Less than a month after I passively challenged the PR strategy for Joel and Ethan Coen's upcoming A Serious Man, out comes a press release from the always ahead-of-the-curve Walker Art Center that they are planning to turn the volume on A Serious Man chatter up to "Deafening" when they bring the brothers to town as part of a career-spanning, 50th Anniversary Regis Dialogue & Retrospective this September. It will be a Coen-anza like no other for the hometown heroes, who were profiled in this space last year.
Joel and Ethan Coen: Raising Cain kicks off on September 18th with a Director's Cut, 25th-anniversary-commemorating, 35mm screening of Blood Simple, followed by a post-screening reception (at Wolfgang Puck's 20.21? I suspect so). The next Friday, September 25th, the brothers will sit down to discuss their career in the 50th Regis Dialogue. Tickets are $100 and include access to the post-show reception, where, if you're lucky, you can ask the brothers themselves about the mystery behind Anton Chigurh's whereabouts at the Desert Sands Motor Hotel.
Here are the details from the press release:
"Minneapolis, July 28, 2009 — The Walker Art Center celebrates its 50th Regis Dialogue and Retrospective with Minnesota’s own Joel and Ethan Coen in conjunction with the 25th-anniversary year of their stunning debut, Blood Simple, and upon the release of their 14th feature, the shot-in-Minnesota A Serious Man. The Coen Brothers Regis Dialogue and Film Retrospective, entitled “Raising Cain” and presented September 18-October 17, will showcase all 13 of the feature films they have written, directed, and edited leading up to this newest release: Blood Simple; Raising Arizona; Miller’s Crossing; Barton Fink; The Hudsucker Proxy; Fargo; The Big Lebowski; O Brother, Where Art Thou?; The Man Who Wasn’t There; The Ladykillers; Intolerable Cruelty; No Country for Old Men; and Burn After Reading. The Regis Dialogue, featuring Joel and Ethan Coen in conversation, will take place Friday, September 25, in the Walker Cinema. The retrospective kicks off on September 18 with the directors’ cut of Blood Simple, shown on a special archival 35mm print. The event includes a post-screening reception. Dates for individual programs in the series will be released by August 18.

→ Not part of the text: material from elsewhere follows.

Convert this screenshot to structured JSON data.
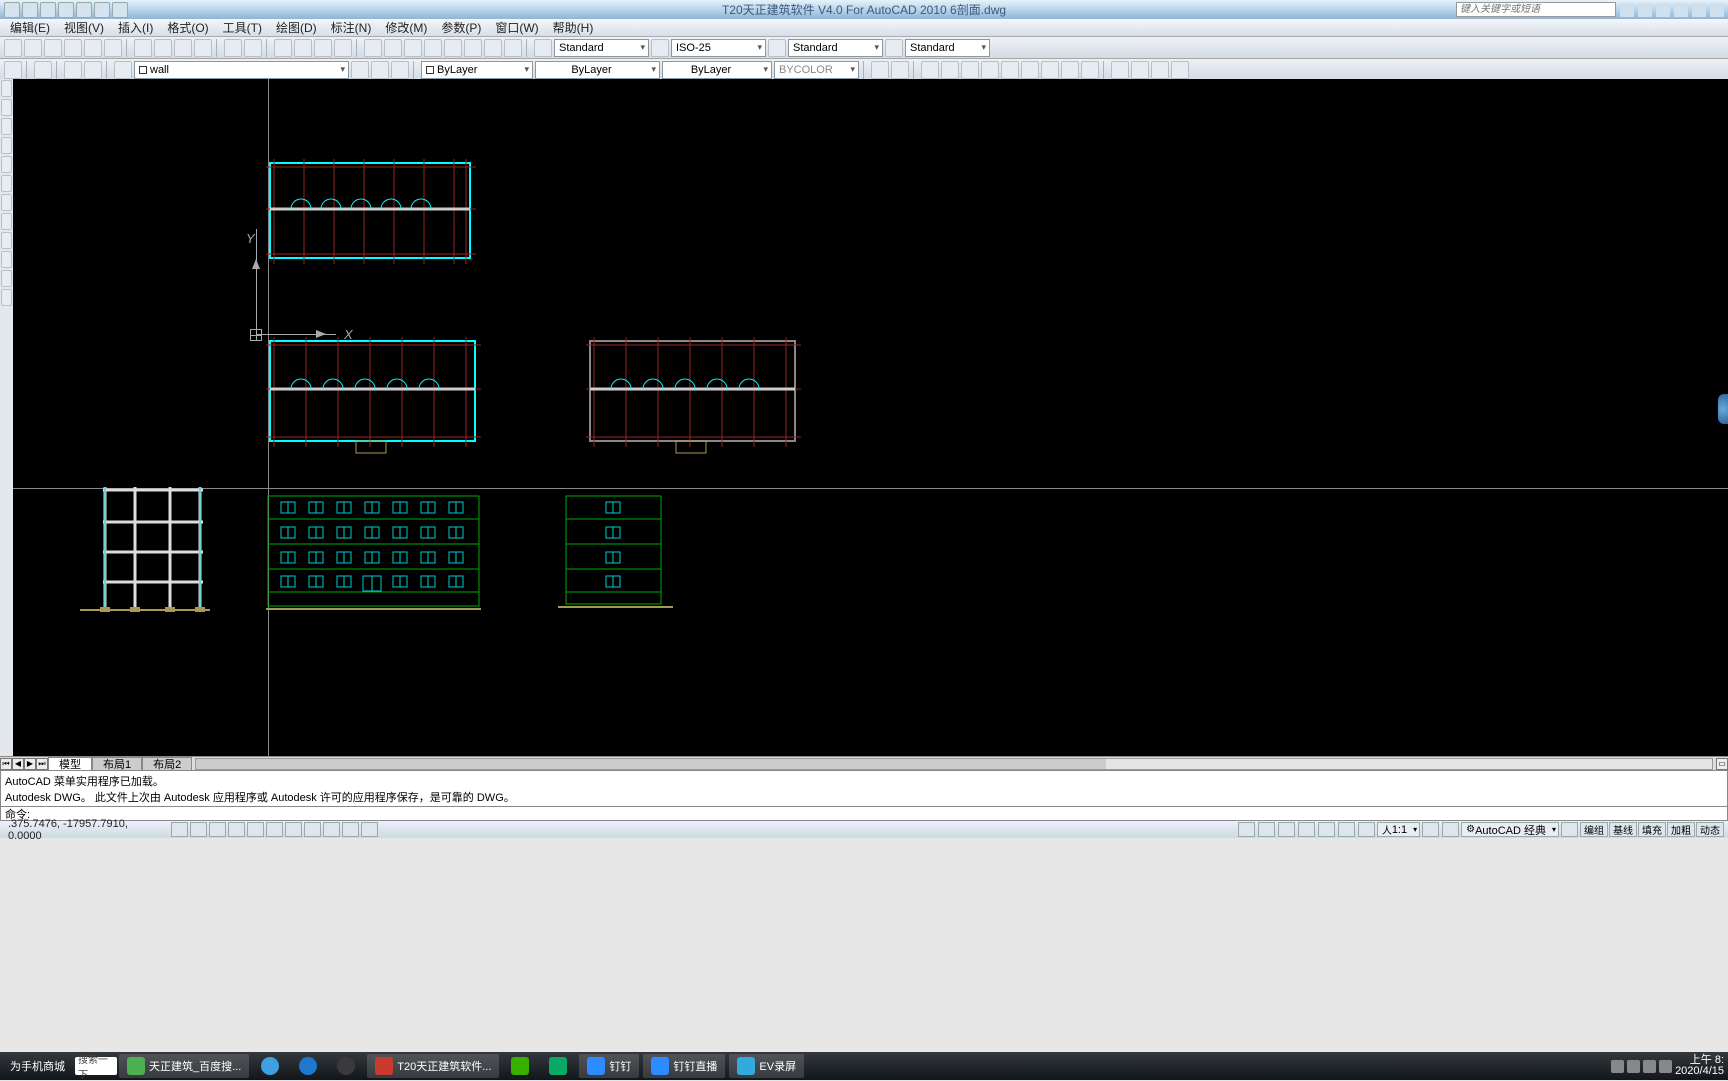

The Coen brothers’ singular and elaborate worlds reveal a distinct vision that combines pastiche and homage, referencing everything from musicals and old movies to Faulkner to pulp novels and comic books, along with dazzling cinematography and intricate design. Their unique sense of place is flawlessly conceived, right down to the distinctive jargon of the characters, reflecting a stylized form of American vernacular to fit the time and place and genre. As the New York Times described it, the Coens create “a postmodern cinematic world . . . where everything seems vaguely unhinged.” While they’ve mined many genres throughout their career, it is noir which they have done every which way, filtering its absurdity, sense of disorientation, alienation, and cynicism through their unique sensibility. Yet the Coens also toss a funny bone into their movies, employing brazen slapstick, deliciously clever banter, gallows humor, and even sight gags with relish. The films seem to embody the pure joy of their creators.
Once called “the Hardy Boys from Hell” (Rolling Stone), the Coen brothers have confounded and at times divided critics and audiences alike. While these genre-bending, period-twisting shape-shifters can be difficult to pin down, it’s abundantly clear that they are filmmakers whose love for the movies is matched by the vastness of their imagination."
To be honest I'm just as scared as I am excited for this series because lives may be lost in the battle for tickets. The Walker, in a brilliant membership development strategy, is giving August 17th priority ticket access to its Contributing Members ($250+/year), followed by a release to all Walker members on September 10th. Get the rub? If you're not a Walker member you can forget about getting tickets to the Regis Dialogue on the 25th, but you have a couple weeks to join before those tickets go on sale.
Maybe the most bizarre detail about this retrospective, of course, is that it does not include a local premiere of A Serious Man, which opens right in the middle of the month-long series. Why this could not be arranged I don't know, but needless to say the Walker might lose some audience that weekend of October 2nd as locals flock to the Landmark Uptown Theater, where I expect it will open in limited engagement.
For more information about the Regis series schedule as it becomes available, visit the "Raising Cain" page (everytime I hear that I'm going to think of that intolerable "Raisin' McCain" song...) on the Walker's website. When tickets go on sale, the stand-alone Coens section on the Walker website should be up and running.